Not coincidentally, this was the exact same menu that both Valentin and Ana Laura were fed at home. Both sets of parents worked incredibly hard to ensure that their kids didn’t go hungry.
Feed the Hungry was a much more informal organization in those days. It wasn’t formally incorporated as a charity until 2008, and “branding” as Feed the Hungry took several additional years. Valentin, Ana Laura, and their friends didn’t really wonder or worry about where the food at school was coming from. They simply called it, “Comida de los Gringos” (“Food from the Gringos”).
Their “Aha” Moment
Valentin had begun work at Feed the Hungry without realizing that it was the same organization that had fed him school meals as a kid. It was only when he saw the cook from his school, later working as a supervisor at Feed the Hungry, that he made the connection.
In a university course on Public Health, Ana Laura had to research a Non-Governmental Organization (NGO). By chance or destiny, she chose Feed the Hungry San Miguel. Only once she began the research did she realize that it was the same as “Comida de los Gringos”!
Both Valentin and Ana Laura were happy to share their individual stories. They are very proud to be giving back to the communities, and of the difference they are making in young people’s lives through improved nutrition and education about food. Both Valentin and Ana Laura were the first members of their families to continue on with higher education. They want to inspire kids in the pueblos and poor neighborhoods to aspire to more, and to know that there is a wide world out there with lots of different possibilities.

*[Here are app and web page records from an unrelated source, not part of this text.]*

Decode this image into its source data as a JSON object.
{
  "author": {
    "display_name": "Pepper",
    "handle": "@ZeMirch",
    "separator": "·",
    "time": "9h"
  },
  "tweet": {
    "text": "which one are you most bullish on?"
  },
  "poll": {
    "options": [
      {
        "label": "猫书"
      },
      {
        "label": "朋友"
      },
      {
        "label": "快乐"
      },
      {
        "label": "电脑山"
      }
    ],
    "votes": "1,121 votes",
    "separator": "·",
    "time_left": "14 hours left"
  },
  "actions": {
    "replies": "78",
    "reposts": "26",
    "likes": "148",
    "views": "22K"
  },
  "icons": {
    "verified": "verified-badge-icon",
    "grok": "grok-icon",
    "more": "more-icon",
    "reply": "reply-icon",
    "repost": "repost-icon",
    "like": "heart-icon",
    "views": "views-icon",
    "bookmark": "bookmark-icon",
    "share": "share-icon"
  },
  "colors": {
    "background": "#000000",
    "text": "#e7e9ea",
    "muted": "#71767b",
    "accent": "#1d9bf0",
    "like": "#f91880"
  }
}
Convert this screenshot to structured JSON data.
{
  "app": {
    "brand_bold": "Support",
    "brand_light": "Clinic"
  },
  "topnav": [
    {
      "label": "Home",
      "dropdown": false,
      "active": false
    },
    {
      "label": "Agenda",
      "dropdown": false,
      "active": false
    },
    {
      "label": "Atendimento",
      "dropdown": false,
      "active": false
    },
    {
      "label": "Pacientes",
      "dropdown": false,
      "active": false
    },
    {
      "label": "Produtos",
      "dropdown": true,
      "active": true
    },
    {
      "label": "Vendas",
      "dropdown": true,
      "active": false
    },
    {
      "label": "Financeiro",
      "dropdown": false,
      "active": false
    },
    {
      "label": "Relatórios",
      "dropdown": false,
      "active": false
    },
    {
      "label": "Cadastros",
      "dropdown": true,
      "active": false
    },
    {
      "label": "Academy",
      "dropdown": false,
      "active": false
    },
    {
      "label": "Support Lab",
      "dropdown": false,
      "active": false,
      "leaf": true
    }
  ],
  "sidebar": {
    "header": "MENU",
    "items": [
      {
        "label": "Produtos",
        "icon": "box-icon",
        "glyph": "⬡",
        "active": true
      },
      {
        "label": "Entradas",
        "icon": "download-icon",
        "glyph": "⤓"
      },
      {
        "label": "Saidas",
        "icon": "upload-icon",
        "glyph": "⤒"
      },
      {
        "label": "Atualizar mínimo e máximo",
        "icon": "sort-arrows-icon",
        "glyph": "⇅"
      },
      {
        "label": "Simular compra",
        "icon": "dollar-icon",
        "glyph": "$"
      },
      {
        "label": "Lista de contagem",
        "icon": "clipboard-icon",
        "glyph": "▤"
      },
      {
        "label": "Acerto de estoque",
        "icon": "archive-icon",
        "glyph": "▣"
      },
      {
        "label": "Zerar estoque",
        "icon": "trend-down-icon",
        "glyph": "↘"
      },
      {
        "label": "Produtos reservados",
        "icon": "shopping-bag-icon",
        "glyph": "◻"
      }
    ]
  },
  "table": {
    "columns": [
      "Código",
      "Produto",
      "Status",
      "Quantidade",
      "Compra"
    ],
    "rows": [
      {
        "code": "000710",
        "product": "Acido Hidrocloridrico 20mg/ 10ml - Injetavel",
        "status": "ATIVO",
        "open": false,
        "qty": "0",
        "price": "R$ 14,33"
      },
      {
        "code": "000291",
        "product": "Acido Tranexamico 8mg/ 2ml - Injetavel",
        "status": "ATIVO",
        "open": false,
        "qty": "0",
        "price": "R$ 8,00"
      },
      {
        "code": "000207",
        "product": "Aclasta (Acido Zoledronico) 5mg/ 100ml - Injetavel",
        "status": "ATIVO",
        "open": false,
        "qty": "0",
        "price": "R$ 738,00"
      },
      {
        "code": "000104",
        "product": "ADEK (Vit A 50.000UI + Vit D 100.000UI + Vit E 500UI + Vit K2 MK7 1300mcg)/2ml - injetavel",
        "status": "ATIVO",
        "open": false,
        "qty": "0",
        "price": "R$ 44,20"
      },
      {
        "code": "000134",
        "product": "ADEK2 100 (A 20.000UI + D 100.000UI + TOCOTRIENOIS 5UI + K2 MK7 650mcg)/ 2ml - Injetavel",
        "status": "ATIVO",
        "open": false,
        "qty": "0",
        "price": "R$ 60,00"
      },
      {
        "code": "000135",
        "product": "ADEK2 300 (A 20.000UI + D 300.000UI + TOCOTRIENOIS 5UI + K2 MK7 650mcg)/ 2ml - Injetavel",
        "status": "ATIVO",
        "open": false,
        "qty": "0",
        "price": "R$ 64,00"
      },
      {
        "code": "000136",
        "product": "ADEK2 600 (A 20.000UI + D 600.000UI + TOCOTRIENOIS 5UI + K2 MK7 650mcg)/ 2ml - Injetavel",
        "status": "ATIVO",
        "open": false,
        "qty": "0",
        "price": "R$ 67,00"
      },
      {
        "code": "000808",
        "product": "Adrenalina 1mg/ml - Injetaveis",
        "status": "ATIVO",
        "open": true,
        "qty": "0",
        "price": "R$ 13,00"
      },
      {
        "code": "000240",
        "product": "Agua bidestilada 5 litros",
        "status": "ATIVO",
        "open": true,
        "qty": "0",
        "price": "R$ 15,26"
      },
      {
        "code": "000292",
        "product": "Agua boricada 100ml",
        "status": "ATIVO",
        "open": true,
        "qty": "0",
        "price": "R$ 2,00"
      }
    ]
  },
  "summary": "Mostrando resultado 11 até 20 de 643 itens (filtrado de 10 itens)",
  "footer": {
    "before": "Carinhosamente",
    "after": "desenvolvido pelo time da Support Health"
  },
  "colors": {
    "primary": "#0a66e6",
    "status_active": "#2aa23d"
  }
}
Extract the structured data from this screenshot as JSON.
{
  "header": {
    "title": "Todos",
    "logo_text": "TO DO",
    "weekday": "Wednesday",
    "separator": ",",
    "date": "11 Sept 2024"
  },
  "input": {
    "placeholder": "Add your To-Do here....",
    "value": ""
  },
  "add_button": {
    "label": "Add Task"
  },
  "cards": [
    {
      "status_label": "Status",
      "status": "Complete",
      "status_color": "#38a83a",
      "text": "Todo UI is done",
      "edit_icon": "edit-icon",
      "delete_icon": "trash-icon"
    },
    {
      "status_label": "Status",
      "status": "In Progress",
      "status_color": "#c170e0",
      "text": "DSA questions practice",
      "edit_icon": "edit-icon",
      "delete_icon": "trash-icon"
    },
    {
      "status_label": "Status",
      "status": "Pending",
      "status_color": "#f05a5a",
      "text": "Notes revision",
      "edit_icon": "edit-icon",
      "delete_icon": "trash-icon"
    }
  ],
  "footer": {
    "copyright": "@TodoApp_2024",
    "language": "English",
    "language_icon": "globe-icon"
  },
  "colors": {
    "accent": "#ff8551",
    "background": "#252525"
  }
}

Inspirational, indeed. Their stories epitomize the important work done by Feed the Hungry—and the huge importance of fund-raising to support their efforts.